By  2012 I had a narrator and main character named Pankaz. He was the son of an Indian mahout (an elephant caretaker). He knew something about Eastern philosophy, much about elephants, and a great deal about the rise and fall of great civilizations.  He was also a reporter for a radical online newspaper—The Berkeley Barb—and because of his roots and buried family trauma was deeply suspicious of first explanations when it came to the stories he covered for The Barb

The novel fledged and reached lift-off when it came to me that Pankaz was working on a story about how Marianne, his North Beach waitress friend, had been visited by an African gray parrot who was strangely reciting in Arabic intermixed with political-speak.

If all of this sounds hopelessly disparate, far-fetched and disconnected, consider the words of Pankaz in the introduction: "Please bear with me...At times it may appear that I've succumbed to a bizarre form of mental disintegration, leading you off into many dead-end channels involving parrots and elephant whisperers, pie-throwers and practitioners of torture, but I assure you that germane connections will eventually be made. I think it will be worth it, if only to illustrate the many ways in which the universe can be an irony-loving trickster in the tradition of Lord Ganesh, the Indian elephant god." 

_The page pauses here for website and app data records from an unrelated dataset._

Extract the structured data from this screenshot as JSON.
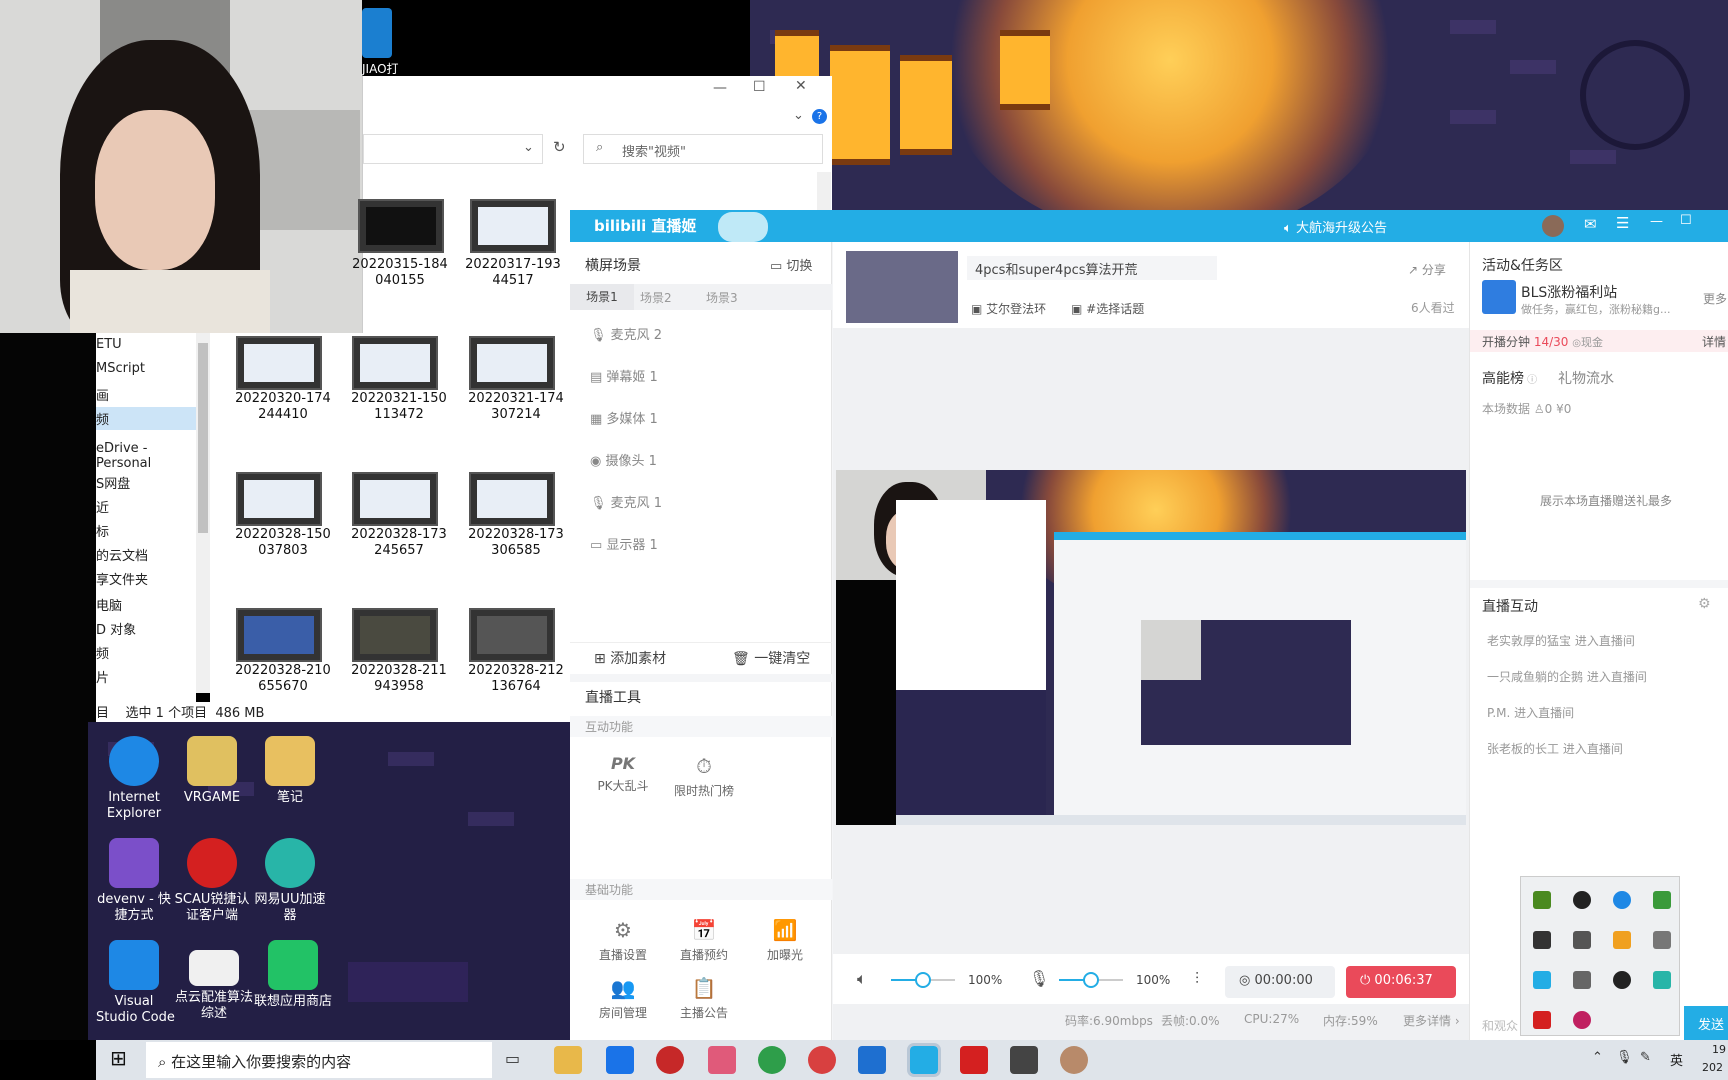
{
  "explorer": {
    "search_placeholder": "搜索\"视频\"",
    "nav": [
      "ETU",
      "MScript",
      "画",
      "频",
      "eDrive - Personal",
      "S网盘",
      "近",
      "标",
      "的云文档",
      "享文件夹",
      "电脑",
      "D 对象",
      "频",
      "片"
    ],
    "files": [
      {
        "name": "20220315-184\n040155"
      },
      {
        "name": "20220317-193\n44517"
      },
      {
        "name": "20220320-174\n244410"
      },
      {
        "name": "20220321-150\n113472"
      },
      {
        "name": "20220321-174\n307214"
      },
      {
        "name": "20220328-150\n037803"
      },
      {
        "name": "20220328-173\n245657"
      },
      {
        "name": "20220328-173\n306585"
      },
      {
        "name": "20220328-210\n655670"
      },
      {
        "name": "20220328-211\n943958"
      },
      {
        "name": "20220328-212\n136764"
      }
    ],
    "status": "目    选中 1 个项目  486 MB",
    "top_icon_label": "JIAO打"
  },
  "desktop": {
    "icons": [
      {
        "label": "Internet\nExplorer",
        "color": "#1e88e5"
      },
      {
        "label": "VRGAME",
        "color": "#e0c060"
      },
      {
        "label": "笔记",
        "color": "#e8c060"
      },
      {
        "label": "devenv - 快\n捷方式",
        "color": "#7b4fc9"
      },
      {
        "label": "SCAU锐捷认\n证客户端",
        "color": "#d42020"
      },
      {
        "label": "网易UU加速\n器",
        "color": "#28b5a8"
      },
      {
        "label": "Visual\nStudio Code",
        "color": "#1e88e5"
      },
      {
        "label": "点云配准算法\n综述",
        "color": "#f0f0f0"
      },
      {
        "label": "联想应用商店",
        "color": "#22c266"
      }
    ]
  },
  "bili": {
    "logo": "bilibili 直播姬",
    "announcement": "大航海升级公告",
    "left": {
      "scene_title": "横屏场景",
      "switch": "切换",
      "tabs": [
        "场景1",
        "场景2",
        "场景3"
      ],
      "sources": [
        {
          "icon": "mic-icon",
          "label": "麦克风 2"
        },
        {
          "icon": "danmaku-icon",
          "label": "弹幕姬 1"
        },
        {
          "icon": "media-icon",
          "label": "多媒体 1"
        },
        {
          "icon": "camera-icon",
          "label": "摄像头 1"
        },
        {
          "icon": "mic-icon",
          "label": "麦克风 1"
        },
        {
          "icon": "monitor-icon",
          "label": "显示器 1"
        }
      ],
      "add_source": "添加素材",
      "clear_all": "一键清空",
      "tools_title": "直播工具",
      "interactive_title": "互动功能",
      "interactive": [
        {
          "glyph": "PK",
          "label": "PK大乱斗"
        },
        {
          "glyph": "⏱",
          "label": "限时热门榜"
        }
      ],
      "basic_title": "基础功能",
      "basic": [
        {
          "glyph": "⚙",
          "label": "直播设置"
        },
        {
          "glyph": "📅",
          "label": "直播预约"
        },
        {
          "glyph": "📶",
          "label": "加曝光"
        },
        {
          "glyph": "👥",
          "label": "房间管理"
        },
        {
          "glyph": "📋",
          "label": "主播公告"
        }
      ]
    },
    "center": {
      "room_title": "4pcs和super4pcs算法开荒",
      "share": "分享",
      "category": "艾尔登法环",
      "topic": "#选择话题",
      "viewers": "6人看过",
      "speaker_volume": "100%",
      "mic_volume": "100%",
      "speaker_level": 0.5,
      "mic_level": 0.5,
      "record_time": "00:00:00",
      "live_time": "00:06:37",
      "stats": {
        "bitrate": "码率:6.90mbps",
        "drop": "丢帧:0.0%",
        "cpu": "CPU:27%",
        "mem": "内存:59%",
        "more": "更多详情"
      }
    },
    "right": {
      "activity_title": "活动&任务区",
      "activity_name": "BLS涨粉福利站",
      "activity_desc": "做任务，赢红包，涨粉秘籍g...",
      "more": "更多",
      "progress_label": "开播分钟",
      "progress_value": "14/30",
      "progress_reward": "现金",
      "details": "详情",
      "rank_tab1": "高能榜",
      "rank_tab2": "礼物流水",
      "session_data": "本场数据",
      "session_count": "0",
      "session_money": "¥0",
      "empty_text": "展示本场直播赠送礼最多",
      "interact_title": "直播互动",
      "messages": [
        "老实敦厚的猛宝 进入直播间",
        "一只咸鱼躺的企鹅 进入直播间",
        "P.M. 进入直播间",
        "张老板的长工 进入直播间"
      ],
      "input_placeholder": "和观众",
      "send": "发送"
    }
  },
  "taskbar": {
    "search": "在这里输入你要搜索的内容",
    "lang": "英",
    "time": "19",
    "date": "202"
  }
}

Jim Currie
Award-winning Author of
     SADDAM'S PARROT (Aignos 2017)
     IN DIRE STRAITS (Savant 2011)